Controversy over reclaiming countries is clearly part of modern history as many of the European borders were altered throughout the 19th and 20th centuries. Currently, in the United States, for instance, there are many Mexican nationalists who would reclaim California and Texas again for Mexico. While this is not the serious possibility that the taking of the Crimean was, nor nearly so complicated in historical context, nevertheless, this desire for the return of these states to Mexico places the situation of Russia's taking the Crimean after all these years (as noted in the previous post) in a darker light for those Americans who may perceive some parallels in history.
Of course, the Crimean history is much more complicated than anything in the Western Hemisphere. But, it was given to the Ukraine in 1954 with Khrushev, and, then, in 1991, after the Soviet collapse, a referendum on independence was held and Crimea voted to be independent from Russia, although by a low majority of 54%. So, twice it has broken from Russia; thus, it would seem that it should remain apart. In addition,Putin's acquisition of the Crimean for Russia raises fears that he wishes to rebuild a Russian sovereign nation like that of Peter the Great by reclaiming old territories.

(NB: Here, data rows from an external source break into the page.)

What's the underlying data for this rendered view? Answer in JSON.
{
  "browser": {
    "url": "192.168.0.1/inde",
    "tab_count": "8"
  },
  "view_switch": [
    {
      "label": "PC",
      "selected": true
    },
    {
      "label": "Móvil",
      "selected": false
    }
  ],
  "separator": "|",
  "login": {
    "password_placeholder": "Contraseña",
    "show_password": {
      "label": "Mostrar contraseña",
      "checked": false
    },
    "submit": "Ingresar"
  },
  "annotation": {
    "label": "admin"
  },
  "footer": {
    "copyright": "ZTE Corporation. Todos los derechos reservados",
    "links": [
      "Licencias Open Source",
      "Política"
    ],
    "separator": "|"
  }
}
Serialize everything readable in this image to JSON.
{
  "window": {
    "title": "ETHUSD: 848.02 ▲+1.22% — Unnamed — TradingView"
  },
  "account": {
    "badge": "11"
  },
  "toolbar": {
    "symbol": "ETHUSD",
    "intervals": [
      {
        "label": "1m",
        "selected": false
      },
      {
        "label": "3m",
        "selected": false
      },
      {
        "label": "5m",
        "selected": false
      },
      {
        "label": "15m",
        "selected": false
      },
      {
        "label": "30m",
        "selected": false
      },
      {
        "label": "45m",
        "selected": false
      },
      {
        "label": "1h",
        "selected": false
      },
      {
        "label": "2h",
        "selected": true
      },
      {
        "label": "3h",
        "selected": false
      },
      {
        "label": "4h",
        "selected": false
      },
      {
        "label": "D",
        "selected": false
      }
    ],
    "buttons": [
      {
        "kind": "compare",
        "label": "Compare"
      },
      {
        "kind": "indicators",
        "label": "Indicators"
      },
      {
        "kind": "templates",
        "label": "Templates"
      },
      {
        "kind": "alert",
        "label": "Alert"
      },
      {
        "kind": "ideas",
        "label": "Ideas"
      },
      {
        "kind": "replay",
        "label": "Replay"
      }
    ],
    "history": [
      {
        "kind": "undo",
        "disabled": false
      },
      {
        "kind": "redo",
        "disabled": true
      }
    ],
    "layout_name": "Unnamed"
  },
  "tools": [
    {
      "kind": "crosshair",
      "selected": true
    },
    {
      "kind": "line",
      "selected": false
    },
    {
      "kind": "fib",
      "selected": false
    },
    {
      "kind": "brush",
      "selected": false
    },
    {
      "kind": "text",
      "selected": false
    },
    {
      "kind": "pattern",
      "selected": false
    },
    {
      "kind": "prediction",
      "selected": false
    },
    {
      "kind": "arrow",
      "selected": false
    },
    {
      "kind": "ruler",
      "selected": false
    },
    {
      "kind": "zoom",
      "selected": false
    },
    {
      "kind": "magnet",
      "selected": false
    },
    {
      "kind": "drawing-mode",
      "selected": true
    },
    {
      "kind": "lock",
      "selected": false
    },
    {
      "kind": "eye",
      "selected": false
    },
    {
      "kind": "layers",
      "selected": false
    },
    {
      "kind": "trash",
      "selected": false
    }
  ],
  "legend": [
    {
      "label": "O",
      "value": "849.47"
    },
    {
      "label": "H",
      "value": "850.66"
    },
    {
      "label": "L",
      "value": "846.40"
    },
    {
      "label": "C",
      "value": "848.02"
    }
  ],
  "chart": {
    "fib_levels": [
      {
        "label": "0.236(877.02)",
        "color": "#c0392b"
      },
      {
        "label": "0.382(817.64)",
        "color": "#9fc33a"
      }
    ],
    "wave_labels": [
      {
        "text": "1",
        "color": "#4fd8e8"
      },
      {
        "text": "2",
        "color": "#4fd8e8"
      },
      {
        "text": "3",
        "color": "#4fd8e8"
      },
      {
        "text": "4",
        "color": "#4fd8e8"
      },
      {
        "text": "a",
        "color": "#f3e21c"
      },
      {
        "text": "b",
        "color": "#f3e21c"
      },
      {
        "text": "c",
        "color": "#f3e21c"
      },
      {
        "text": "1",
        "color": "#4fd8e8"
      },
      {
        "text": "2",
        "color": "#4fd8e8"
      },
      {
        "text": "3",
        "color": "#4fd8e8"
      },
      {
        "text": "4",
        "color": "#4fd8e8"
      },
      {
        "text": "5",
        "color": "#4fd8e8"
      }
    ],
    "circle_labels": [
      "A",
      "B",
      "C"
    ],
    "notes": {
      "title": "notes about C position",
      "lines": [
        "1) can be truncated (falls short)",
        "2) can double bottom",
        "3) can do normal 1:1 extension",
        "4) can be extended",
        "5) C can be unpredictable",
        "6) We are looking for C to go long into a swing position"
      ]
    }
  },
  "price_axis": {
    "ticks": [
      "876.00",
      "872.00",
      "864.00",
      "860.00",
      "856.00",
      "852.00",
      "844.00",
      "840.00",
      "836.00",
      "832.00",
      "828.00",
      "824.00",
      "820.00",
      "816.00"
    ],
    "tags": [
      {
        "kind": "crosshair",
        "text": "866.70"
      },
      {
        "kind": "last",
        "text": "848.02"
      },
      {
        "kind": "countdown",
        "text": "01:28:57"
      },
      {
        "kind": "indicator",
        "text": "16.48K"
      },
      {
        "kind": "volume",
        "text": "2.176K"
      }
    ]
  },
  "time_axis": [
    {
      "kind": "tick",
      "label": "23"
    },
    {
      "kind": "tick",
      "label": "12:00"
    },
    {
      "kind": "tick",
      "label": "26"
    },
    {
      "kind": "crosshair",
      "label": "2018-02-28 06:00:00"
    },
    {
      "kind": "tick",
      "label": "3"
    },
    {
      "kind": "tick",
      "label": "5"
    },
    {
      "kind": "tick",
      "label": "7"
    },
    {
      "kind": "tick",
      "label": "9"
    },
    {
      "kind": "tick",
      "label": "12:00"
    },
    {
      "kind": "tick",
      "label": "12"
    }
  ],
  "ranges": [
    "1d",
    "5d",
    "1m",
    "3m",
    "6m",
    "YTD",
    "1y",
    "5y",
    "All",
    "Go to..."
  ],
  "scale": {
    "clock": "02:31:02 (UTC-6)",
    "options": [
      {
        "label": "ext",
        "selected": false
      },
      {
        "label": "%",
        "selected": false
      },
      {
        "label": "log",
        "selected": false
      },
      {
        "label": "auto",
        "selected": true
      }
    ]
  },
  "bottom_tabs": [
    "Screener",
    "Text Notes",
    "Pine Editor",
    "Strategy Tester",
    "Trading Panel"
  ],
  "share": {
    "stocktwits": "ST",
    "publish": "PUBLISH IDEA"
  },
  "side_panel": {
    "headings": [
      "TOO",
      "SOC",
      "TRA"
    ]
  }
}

The three previous answers have done an outstanding job in detailing the facts of the current and historical situation in Crimea. In all honesty, the bigger issue here is not whether or not Russia has a right to claim Crimea, but rather, if Russia can maintain control. History is full of situations where an area or territory has been annexed or invaded by another power with much less of a historical "claim" to the area, such as when Saddam Hussein invaded Kuwait. In almost every situation, the annexing power took action believing that their claim and occupation would go unchallenged, or they did so with a willingness to use force to maintain control of their newly acquired area.
The outcome of this conflict hinges on whether Russia believes their claim to Crimea will go unchallenged and their resolve to fight to defend their claim on the region. Is the greater world community willing to test Russia's resolve to keep control of Crimea? This dispute has the potential to raise the biggest questions of the the twenty-first century.